I want to instill in Abby (and Bridget) what compassion is and is not. Sadly so many of us, myself included, forget the second half of the definition.
We fell sorry for people all the time. It starts most of our sentences when a friend is going through a rough patch.
“I’m sorry you lost your mom/dad/grandparent/etc…”
“I’m sorry Bridget has to work so hard”
“I’m sorry that a terrorist decimated a village”
“I’m sorry you are having a difficult time”
“I’m sorry Abby is feeling overwhelmed with Every Day Math”
“I’m sorry that crime is so rampant in your neighborhood”
Compassion gets confused with regret. We forget that to truly feel compassion, we have to want to alleviate the suffering. We have to do more than the definition of a “strong desire to alleviate” and actually do something. Anything. My New Year’s resolution was to continue paying it forward, to thank all those who truly showed me what compassion meant. Feeling sorry that Bridget was so sick and I was so overwhelmed. They couldn’t alleviate her suffering, but they could mine. Countless (and I mean countless, I forget exactly who and how many) friends showed up and did little things (to them) that made our lives so much easier.
They took their desire to alleviate my suffering (insignificant, really in the grand scheme of things) and obliterated it.
Everyone needs to be the recipient of compassion. What they are going through might not seem significant “in the grand scheme of things”. I can hardly count the times I have heard, I shouldn’t complain look at what you go through. Truthfully, I don’t go through any more or less than any of you. I’m just out in the open about it.
Because someone doesn’t express their need or minimize it, it doesn’t mean it isn’t there. Whatever you are handling it is huge in this moment. This moment, what you are feeling, what you are going through matters just as much as what the person in the house next to you may be experiencing.
A group of bloggers, myself included, decided to make February 20th Compassion Day. A thousand of us are determined to fill the internet, Facebook, Twitter and (insert favorite social media here) with stories of compassion, kindness, non-judgment and a general caring for others. Being a member of a village of 1,000 writers who are sharing their stories is a beautiful experience.
The best part is, you do not have to be a writer to participate. YOU can participate, right now, by showing an act of compassion to another. It’s simple, really, and not expensive. Donate a can of food to a shelter. Buy that mom in the restaurant a glass of wine. Tip the waitress a little more than usual. Walk a little slower so your friend can catch up. Buy that older gentleman in line behind you at Dunkin Donuts a coffee. Call a friend and instead of asking them to let them know what they need, tell them you are making them cookies or taking their daughter for a play date. Take the time to listen to the friend who is venting, not to solve their problem but to let them know they are being heard.

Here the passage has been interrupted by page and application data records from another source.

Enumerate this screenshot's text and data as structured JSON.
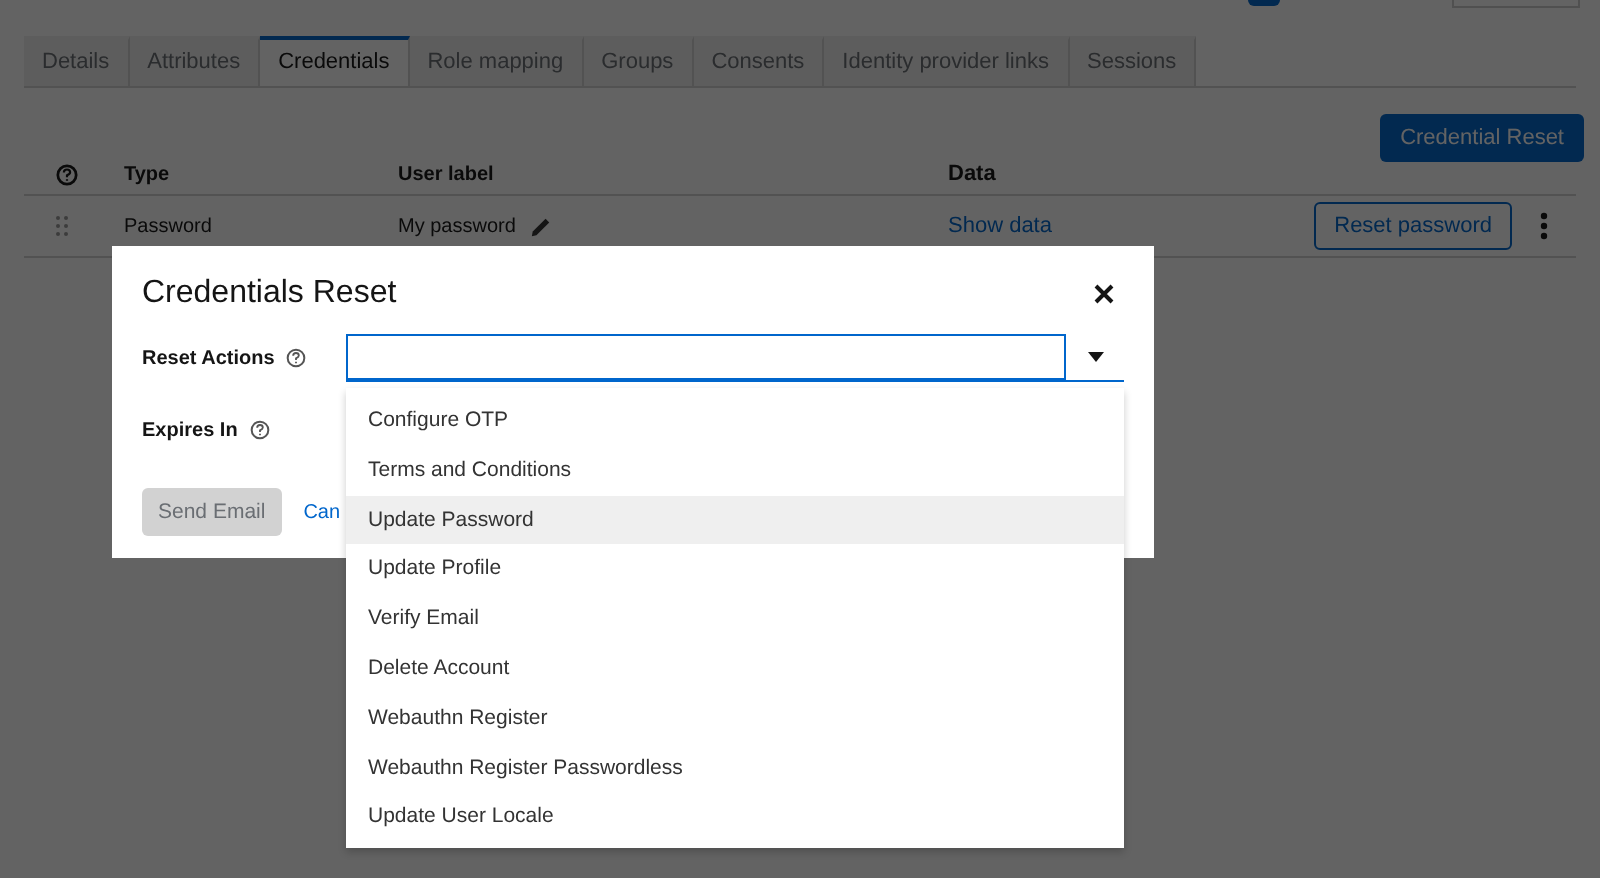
{
  "tabs": [
    {
      "label": "Details",
      "selected": false
    },
    {
      "label": "Attributes",
      "selected": false
    },
    {
      "label": "Credentials",
      "selected": true
    },
    {
      "label": "Role mapping",
      "selected": false
    },
    {
      "label": "Groups",
      "selected": false
    },
    {
      "label": "Consents",
      "selected": false
    },
    {
      "label": "Identity provider links",
      "selected": false
    },
    {
      "label": "Sessions",
      "selected": false
    }
  ],
  "credential_reset_button": "Credential Reset",
  "table": {
    "columns": [
      "Type",
      "User label",
      "Data"
    ],
    "rows": [
      {
        "type": "Password",
        "user_label": "My password",
        "data_link": "Show data",
        "action": "Reset password"
      }
    ]
  },
  "dialog": {
    "title": "Credentials Reset",
    "reset_actions": {
      "label": "Reset Actions",
      "options": [
        {
          "label": "Configure OTP",
          "selected": false
        },
        {
          "label": "Terms and Conditions",
          "selected": false
        },
        {
          "label": "Update Password",
          "selected": true
        },
        {
          "label": "Update Profile",
          "selected": false
        },
        {
          "label": "Verify Email",
          "selected": false
        },
        {
          "label": "Delete Account",
          "selected": false
        },
        {
          "label": "Webauthn Register",
          "selected": false
        },
        {
          "label": "Webauthn Register Passwordless",
          "selected": false
        },
        {
          "label": "Update User Locale",
          "selected": false
        }
      ]
    },
    "expires_in": {
      "label": "Expires In"
    },
    "send_button": {
      "label": "Send Email",
      "disabled": true
    },
    "cancel_link": "Can"
  }
}
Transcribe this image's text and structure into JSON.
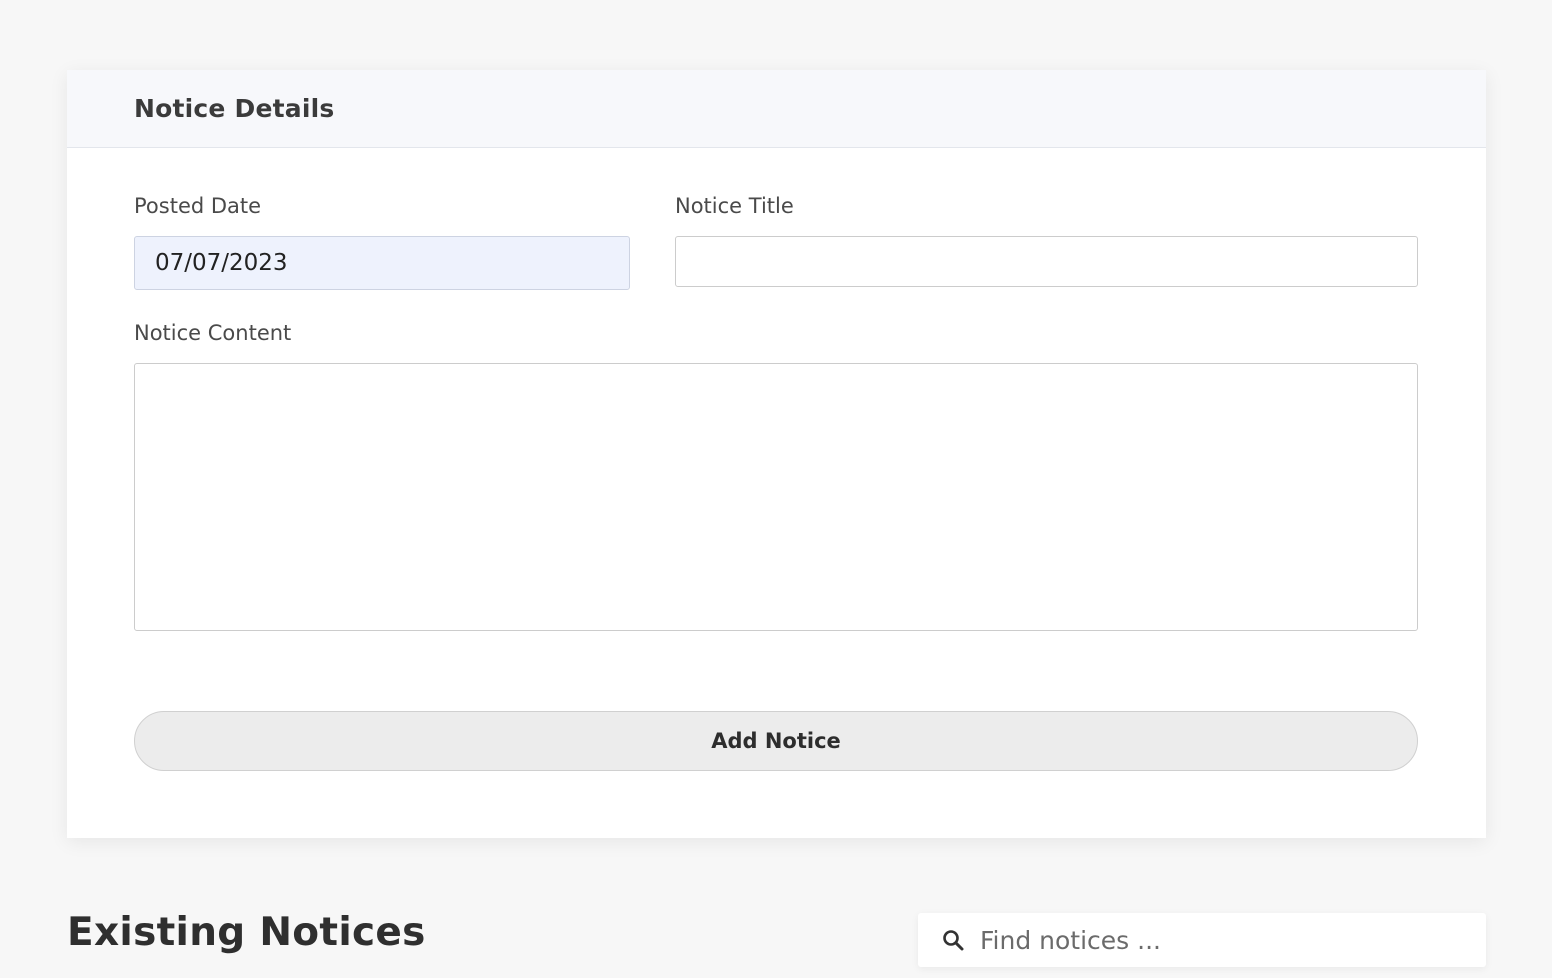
{
  "form": {
    "header_title": "Notice Details",
    "posted_date_label": "Posted Date",
    "posted_date_value": "07/07/2023",
    "notice_title_label": "Notice Title",
    "notice_title_value": "",
    "notice_content_label": "Notice Content",
    "notice_content_value": "",
    "submit_label": "Add Notice"
  },
  "existing": {
    "section_title": "Existing Notices",
    "search_placeholder": "Find notices ...",
    "search_icon": "search-icon"
  }
}
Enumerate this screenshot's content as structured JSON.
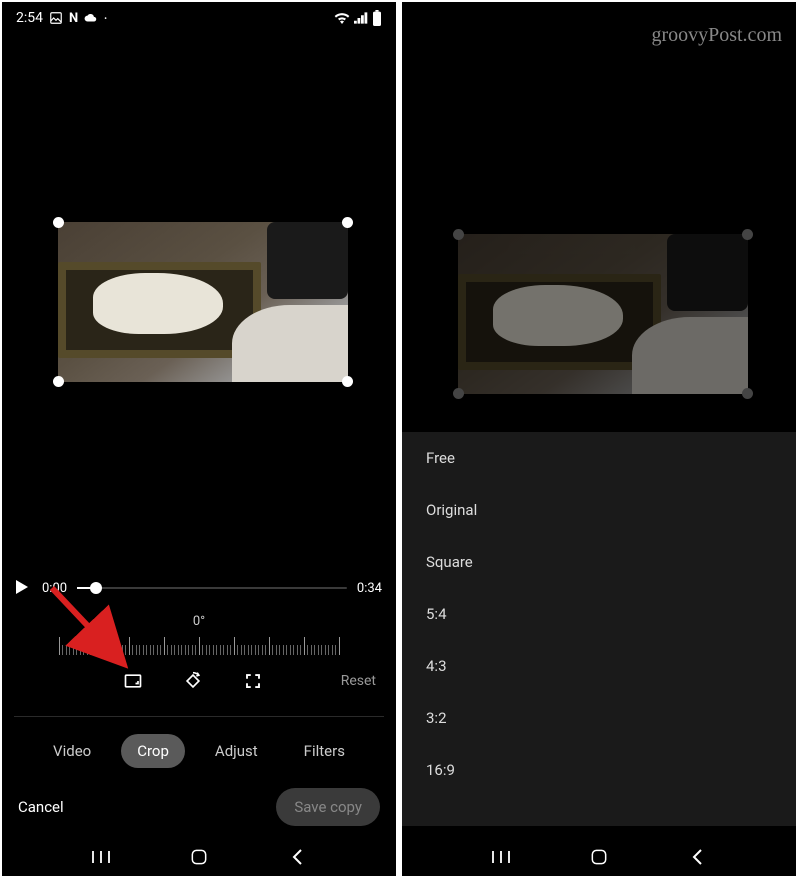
{
  "statusBar": {
    "time": "2:54",
    "icons": [
      "image-icon",
      "netflix-icon",
      "cloud-icon"
    ],
    "rightIcons": [
      "wifi-icon",
      "signal-icon",
      "battery-icon"
    ]
  },
  "watermark": "groovyPost.com",
  "playback": {
    "currentTime": "0:00",
    "duration": "0:34"
  },
  "rotation": {
    "angle": "0°"
  },
  "tools": {
    "reset": "Reset"
  },
  "tabs": {
    "video": "Video",
    "crop": "Crop",
    "adjust": "Adjust",
    "filters": "Filters"
  },
  "actions": {
    "cancel": "Cancel",
    "save": "Save copy"
  },
  "aspectRatios": {
    "items": [
      "Free",
      "Original",
      "Square",
      "5:4",
      "4:3",
      "3:2",
      "16:9"
    ]
  }
}
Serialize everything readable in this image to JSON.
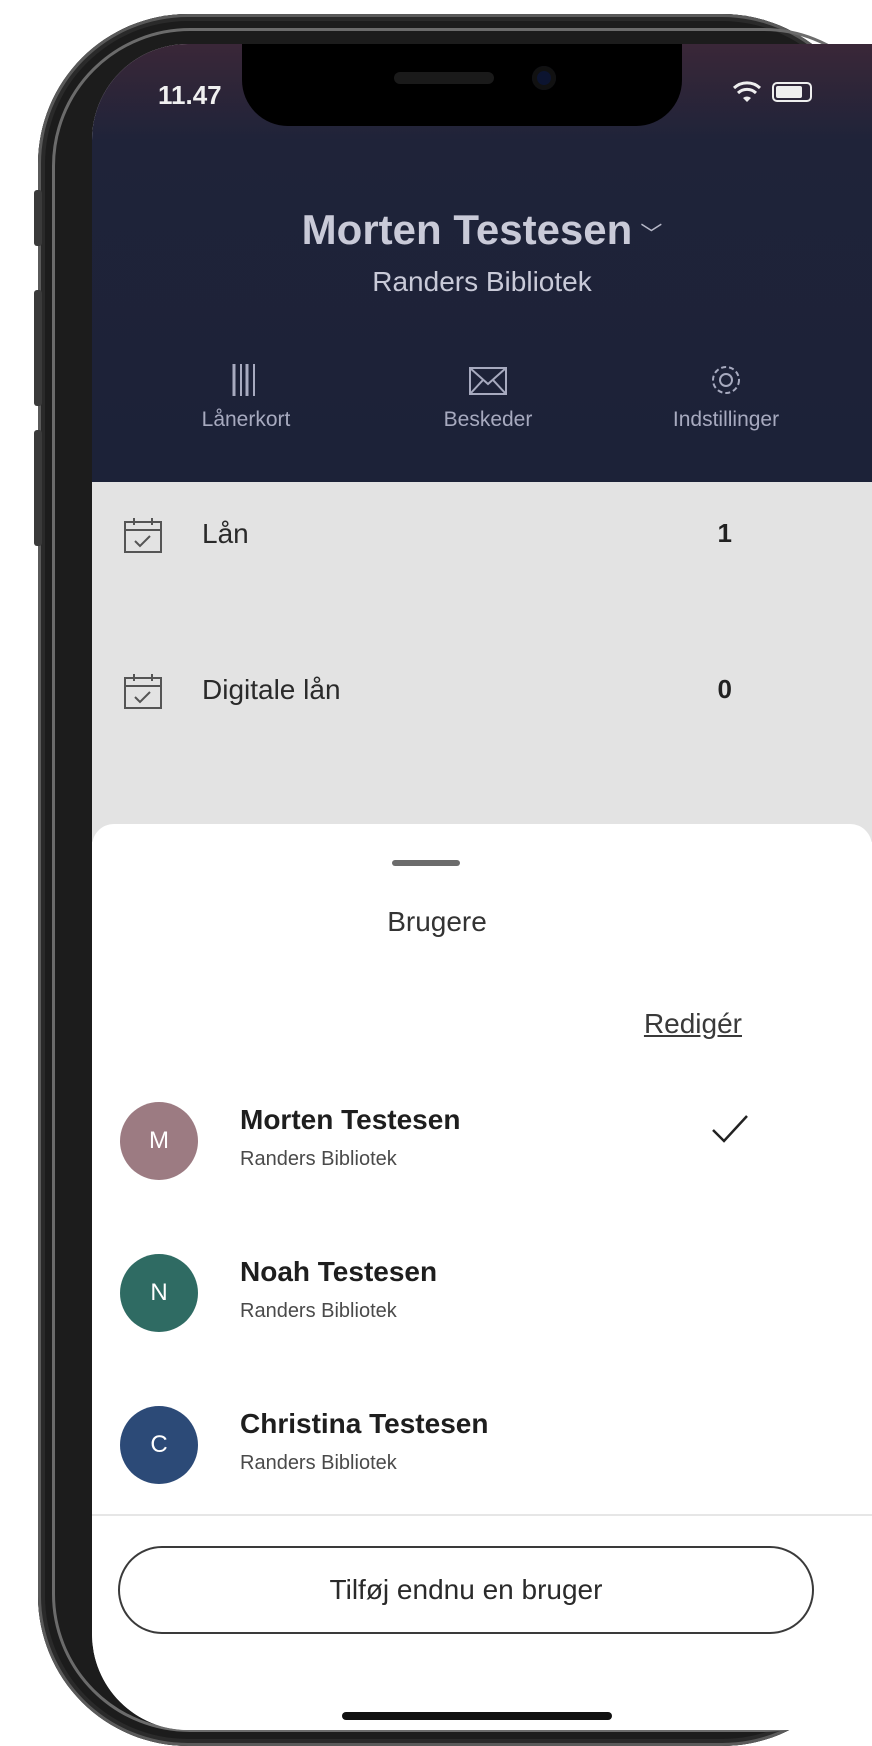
{
  "status_bar": {
    "time": "11.47"
  },
  "header": {
    "user_name": "Morten Testesen",
    "library": "Randers Bibliotek",
    "nav": [
      {
        "label": "Lånerkort",
        "icon": "barcode-icon"
      },
      {
        "label": "Beskeder",
        "icon": "envelope-icon"
      },
      {
        "label": "Indstillinger",
        "icon": "gear-icon"
      }
    ]
  },
  "loans": [
    {
      "label": "Lån",
      "count": "1",
      "icon": "calendar-check-icon"
    },
    {
      "label": "Digitale lån",
      "count": "0",
      "icon": "calendar-check-icon"
    }
  ],
  "sheet": {
    "title": "Brugere",
    "edit_label": "Redigér",
    "users": [
      {
        "initial": "M",
        "name": "Morten Testesen",
        "library": "Randers Bibliotek",
        "color": "#9c7b82",
        "selected": true
      },
      {
        "initial": "N",
        "name": "Noah Testesen",
        "library": "Randers Bibliotek",
        "color": "#2f6b63",
        "selected": false
      },
      {
        "initial": "C",
        "name": "Christina Testesen",
        "library": "Randers Bibliotek",
        "color": "#2c4a77",
        "selected": false
      }
    ],
    "add_user_label": "Tilføj endnu en bruger"
  },
  "colors": {
    "header_bg": "#1c2238",
    "loans_bg": "#e3e3e3",
    "avatar_m": "#9c7b82",
    "avatar_n": "#2f6b63",
    "avatar_c": "#2c4a77"
  }
}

The one thing compassion is not is inaction. Compassion means you want to do something, anything, to help a person who is suffering. That suffering could be hunger or it could be despair. It could simply mean a lack of sleep. It could just being kind to someone who needs a smile.
Are you with me in going beyond the sorrow and to the action? Are you ready to act not just on February 20th but every day? Tell me your ideas on how we can spread compassion. The little and the big. .